** What you are asked to do **
The required result is one figure, the count of lines below with the string "kind" in them.

** Input material **
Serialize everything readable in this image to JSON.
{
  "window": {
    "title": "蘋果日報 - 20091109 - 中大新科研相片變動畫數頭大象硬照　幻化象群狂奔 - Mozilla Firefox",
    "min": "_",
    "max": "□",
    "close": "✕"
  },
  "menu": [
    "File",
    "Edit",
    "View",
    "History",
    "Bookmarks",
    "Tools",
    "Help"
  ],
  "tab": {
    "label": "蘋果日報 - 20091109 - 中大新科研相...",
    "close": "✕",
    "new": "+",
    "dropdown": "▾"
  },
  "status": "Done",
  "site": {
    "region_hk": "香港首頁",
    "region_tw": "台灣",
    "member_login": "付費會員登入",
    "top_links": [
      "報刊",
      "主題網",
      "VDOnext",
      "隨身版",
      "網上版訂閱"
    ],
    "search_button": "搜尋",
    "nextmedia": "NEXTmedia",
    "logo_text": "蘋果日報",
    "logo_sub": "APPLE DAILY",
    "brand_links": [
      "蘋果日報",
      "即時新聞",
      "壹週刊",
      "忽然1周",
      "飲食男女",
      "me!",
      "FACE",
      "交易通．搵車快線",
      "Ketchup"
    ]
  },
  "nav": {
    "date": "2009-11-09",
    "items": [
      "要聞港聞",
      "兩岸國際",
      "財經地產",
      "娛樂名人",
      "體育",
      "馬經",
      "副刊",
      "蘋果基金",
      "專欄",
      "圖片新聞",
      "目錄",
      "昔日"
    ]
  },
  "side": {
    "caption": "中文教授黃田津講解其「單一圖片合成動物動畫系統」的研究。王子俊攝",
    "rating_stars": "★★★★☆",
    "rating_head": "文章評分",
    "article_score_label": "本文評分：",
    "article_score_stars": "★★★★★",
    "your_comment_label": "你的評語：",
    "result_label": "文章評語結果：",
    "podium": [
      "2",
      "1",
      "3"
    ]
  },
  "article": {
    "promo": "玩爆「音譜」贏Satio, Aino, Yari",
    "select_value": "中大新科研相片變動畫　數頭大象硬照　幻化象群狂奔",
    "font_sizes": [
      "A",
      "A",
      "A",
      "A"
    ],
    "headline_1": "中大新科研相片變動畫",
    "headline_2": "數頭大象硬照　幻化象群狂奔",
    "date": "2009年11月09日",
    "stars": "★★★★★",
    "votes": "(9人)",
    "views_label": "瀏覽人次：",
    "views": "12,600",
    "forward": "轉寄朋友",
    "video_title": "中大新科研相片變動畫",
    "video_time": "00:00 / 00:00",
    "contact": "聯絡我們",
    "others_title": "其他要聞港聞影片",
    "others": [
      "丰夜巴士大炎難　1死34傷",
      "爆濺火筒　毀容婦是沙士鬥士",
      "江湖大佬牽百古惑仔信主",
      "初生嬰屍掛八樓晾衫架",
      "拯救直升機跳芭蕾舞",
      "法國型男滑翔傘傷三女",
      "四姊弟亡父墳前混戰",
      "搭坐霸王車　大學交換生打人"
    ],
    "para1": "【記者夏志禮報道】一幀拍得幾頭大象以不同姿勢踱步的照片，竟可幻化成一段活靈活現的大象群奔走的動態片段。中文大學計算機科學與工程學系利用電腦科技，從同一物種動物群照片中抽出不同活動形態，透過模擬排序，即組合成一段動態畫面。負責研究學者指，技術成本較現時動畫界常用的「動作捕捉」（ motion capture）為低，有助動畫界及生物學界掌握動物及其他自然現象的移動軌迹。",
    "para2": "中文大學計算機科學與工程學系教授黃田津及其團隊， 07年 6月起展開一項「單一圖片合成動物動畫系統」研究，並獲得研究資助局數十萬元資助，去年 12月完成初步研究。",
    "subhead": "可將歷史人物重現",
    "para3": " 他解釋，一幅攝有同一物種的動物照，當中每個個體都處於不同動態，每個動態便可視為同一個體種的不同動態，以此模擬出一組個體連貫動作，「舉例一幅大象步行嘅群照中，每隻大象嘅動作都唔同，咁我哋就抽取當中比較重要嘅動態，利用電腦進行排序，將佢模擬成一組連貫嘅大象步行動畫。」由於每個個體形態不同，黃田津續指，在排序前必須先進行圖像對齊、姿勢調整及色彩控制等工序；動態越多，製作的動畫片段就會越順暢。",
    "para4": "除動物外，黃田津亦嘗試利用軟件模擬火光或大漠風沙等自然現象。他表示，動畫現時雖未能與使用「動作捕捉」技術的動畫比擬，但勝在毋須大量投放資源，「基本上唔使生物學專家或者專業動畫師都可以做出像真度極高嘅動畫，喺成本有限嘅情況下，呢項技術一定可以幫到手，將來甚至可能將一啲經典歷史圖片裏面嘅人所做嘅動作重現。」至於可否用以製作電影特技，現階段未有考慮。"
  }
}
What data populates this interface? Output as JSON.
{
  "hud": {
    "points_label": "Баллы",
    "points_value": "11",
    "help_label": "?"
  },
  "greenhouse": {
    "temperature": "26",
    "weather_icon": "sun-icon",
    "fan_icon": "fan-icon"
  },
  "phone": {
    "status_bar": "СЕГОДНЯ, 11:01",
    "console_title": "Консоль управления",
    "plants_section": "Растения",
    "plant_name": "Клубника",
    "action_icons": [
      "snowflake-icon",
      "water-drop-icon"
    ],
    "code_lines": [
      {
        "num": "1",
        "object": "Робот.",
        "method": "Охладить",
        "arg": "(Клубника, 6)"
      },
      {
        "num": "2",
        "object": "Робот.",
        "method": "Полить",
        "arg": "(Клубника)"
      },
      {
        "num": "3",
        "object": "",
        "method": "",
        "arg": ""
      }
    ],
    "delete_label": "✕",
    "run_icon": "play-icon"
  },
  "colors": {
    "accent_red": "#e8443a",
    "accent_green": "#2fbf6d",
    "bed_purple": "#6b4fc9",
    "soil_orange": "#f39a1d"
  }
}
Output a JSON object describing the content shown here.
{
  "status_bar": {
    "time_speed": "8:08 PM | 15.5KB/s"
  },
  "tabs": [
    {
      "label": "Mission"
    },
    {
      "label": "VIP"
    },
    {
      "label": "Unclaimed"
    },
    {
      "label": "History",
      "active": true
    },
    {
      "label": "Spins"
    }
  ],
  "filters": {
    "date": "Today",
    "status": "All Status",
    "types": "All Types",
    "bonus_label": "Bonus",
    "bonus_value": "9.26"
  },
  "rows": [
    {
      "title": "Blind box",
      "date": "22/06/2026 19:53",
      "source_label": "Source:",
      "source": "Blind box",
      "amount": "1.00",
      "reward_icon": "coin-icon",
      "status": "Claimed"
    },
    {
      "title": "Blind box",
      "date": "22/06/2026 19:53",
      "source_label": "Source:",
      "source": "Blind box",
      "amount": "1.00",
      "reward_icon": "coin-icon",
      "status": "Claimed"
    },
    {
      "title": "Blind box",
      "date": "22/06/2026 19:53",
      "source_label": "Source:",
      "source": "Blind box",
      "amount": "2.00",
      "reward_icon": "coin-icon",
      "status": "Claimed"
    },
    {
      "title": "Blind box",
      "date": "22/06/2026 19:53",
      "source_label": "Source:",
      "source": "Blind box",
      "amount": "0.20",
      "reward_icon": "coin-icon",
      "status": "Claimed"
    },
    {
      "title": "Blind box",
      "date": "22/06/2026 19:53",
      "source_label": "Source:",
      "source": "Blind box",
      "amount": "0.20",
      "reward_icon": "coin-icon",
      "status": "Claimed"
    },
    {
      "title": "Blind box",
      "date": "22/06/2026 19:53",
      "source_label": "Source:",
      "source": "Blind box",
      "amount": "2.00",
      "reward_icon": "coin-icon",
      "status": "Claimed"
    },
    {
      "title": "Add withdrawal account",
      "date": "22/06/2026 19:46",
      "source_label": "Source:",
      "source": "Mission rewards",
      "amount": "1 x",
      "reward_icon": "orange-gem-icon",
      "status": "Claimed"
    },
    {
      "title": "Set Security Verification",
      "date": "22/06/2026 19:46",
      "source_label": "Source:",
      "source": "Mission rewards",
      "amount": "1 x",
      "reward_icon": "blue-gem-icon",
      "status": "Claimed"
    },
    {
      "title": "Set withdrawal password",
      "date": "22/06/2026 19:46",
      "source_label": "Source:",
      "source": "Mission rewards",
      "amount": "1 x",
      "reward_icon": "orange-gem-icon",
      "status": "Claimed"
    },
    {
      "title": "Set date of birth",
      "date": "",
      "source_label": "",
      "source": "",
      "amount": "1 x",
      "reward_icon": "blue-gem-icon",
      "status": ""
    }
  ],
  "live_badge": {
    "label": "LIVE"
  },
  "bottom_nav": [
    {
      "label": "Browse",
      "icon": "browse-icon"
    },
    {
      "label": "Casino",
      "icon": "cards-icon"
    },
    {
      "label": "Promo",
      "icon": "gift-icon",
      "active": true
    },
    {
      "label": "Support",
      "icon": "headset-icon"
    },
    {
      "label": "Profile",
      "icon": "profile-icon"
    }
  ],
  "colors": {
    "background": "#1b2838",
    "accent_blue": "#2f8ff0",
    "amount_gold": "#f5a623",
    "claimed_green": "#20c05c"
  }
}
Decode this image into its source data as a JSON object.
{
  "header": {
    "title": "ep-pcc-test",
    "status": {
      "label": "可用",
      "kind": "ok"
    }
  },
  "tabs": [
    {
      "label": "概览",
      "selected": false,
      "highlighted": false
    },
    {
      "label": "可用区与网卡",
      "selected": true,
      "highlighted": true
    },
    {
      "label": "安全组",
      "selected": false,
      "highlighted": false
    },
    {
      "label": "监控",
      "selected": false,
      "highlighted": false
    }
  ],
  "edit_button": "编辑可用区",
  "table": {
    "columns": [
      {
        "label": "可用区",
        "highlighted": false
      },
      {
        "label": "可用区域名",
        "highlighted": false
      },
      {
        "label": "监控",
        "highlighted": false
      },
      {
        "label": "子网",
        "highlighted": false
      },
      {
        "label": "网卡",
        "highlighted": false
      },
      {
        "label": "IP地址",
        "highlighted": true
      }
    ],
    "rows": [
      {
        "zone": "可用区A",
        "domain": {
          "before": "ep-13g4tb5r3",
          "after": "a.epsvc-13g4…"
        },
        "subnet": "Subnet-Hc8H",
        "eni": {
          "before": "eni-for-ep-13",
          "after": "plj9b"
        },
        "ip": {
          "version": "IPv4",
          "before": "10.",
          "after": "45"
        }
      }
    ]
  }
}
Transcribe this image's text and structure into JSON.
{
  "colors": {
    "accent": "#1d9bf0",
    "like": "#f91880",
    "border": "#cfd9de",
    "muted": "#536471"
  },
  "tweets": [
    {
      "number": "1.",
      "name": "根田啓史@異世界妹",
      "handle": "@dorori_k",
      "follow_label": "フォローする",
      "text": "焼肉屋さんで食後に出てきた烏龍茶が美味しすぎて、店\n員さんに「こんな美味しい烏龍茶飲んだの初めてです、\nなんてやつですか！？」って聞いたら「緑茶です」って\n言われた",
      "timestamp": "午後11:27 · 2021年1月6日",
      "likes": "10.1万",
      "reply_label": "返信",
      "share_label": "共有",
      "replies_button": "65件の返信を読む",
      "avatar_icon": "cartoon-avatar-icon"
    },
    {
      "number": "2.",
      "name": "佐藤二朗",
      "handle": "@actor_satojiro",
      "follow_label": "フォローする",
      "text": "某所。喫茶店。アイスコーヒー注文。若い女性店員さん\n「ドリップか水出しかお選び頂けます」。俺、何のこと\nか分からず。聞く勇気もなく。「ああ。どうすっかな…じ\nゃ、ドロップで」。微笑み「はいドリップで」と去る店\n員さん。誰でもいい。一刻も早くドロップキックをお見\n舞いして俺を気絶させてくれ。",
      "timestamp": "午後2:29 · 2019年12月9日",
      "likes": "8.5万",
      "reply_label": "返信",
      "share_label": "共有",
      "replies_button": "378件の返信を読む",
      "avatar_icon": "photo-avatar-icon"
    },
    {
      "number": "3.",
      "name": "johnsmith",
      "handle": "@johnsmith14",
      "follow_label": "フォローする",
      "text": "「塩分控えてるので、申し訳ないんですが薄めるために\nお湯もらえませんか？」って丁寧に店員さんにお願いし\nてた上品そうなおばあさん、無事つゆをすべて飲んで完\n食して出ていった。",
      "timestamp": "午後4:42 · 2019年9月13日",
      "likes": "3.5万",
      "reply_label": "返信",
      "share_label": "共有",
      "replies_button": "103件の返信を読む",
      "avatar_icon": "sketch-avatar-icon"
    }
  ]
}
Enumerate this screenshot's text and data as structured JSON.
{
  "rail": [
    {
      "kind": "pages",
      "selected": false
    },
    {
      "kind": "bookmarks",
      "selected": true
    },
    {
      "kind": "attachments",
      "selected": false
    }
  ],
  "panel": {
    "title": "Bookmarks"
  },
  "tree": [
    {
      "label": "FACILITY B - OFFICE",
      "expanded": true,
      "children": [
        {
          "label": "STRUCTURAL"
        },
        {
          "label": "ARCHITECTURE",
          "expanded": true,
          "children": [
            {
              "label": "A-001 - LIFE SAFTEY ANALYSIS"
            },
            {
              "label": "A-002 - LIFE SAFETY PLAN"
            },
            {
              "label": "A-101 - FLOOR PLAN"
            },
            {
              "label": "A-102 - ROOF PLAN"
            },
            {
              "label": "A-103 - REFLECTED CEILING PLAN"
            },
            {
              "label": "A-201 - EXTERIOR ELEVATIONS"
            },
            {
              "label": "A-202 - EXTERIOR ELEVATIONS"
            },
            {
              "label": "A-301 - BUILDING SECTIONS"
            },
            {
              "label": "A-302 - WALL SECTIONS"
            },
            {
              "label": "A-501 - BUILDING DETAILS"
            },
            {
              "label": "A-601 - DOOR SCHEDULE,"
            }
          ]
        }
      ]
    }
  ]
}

** Reply to the exercise **
4